## Extracted data
==============================
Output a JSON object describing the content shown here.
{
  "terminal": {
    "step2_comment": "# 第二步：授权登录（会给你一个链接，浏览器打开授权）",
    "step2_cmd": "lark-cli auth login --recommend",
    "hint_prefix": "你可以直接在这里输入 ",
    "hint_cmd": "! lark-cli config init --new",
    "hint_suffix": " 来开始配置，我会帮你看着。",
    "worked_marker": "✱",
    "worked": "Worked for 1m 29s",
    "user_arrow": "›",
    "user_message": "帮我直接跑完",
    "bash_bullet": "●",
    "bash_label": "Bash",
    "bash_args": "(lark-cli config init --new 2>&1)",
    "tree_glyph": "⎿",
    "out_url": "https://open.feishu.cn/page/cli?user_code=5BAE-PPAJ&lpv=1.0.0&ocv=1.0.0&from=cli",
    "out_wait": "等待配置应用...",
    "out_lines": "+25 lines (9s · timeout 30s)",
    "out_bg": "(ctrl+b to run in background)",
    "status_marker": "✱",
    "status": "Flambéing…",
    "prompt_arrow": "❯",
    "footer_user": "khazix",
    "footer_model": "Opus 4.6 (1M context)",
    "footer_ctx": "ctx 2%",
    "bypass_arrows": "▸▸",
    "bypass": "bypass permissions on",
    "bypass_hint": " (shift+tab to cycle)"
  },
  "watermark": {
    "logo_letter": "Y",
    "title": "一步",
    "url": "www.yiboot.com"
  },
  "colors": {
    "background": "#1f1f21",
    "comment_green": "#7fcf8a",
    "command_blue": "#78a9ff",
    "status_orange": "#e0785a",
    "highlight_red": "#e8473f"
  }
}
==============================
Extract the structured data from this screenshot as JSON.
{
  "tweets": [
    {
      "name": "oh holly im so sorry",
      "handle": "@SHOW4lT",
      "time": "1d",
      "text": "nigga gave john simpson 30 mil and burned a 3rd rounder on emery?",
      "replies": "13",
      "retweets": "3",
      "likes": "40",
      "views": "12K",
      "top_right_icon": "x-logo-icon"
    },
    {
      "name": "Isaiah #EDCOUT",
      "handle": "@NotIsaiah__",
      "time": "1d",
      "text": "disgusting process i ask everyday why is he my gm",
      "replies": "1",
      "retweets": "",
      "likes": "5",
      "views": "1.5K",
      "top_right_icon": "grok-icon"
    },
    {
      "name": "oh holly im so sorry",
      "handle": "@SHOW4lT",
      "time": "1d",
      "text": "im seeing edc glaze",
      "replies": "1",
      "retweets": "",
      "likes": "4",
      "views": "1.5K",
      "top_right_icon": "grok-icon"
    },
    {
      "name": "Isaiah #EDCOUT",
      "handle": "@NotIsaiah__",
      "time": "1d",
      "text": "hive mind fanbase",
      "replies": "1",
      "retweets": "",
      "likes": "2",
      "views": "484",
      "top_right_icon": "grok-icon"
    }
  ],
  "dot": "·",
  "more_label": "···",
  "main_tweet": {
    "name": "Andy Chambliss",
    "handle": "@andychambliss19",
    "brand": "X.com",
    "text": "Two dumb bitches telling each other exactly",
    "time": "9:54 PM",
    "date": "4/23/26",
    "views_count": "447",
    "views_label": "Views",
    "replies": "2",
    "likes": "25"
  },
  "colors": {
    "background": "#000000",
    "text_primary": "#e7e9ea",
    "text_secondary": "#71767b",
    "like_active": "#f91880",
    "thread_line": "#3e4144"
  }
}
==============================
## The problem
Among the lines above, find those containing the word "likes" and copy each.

## Finished task
      "likes": "40",
      "likes": "5",
      "likes": "4",
      "likes": "2",
    "likes": "25"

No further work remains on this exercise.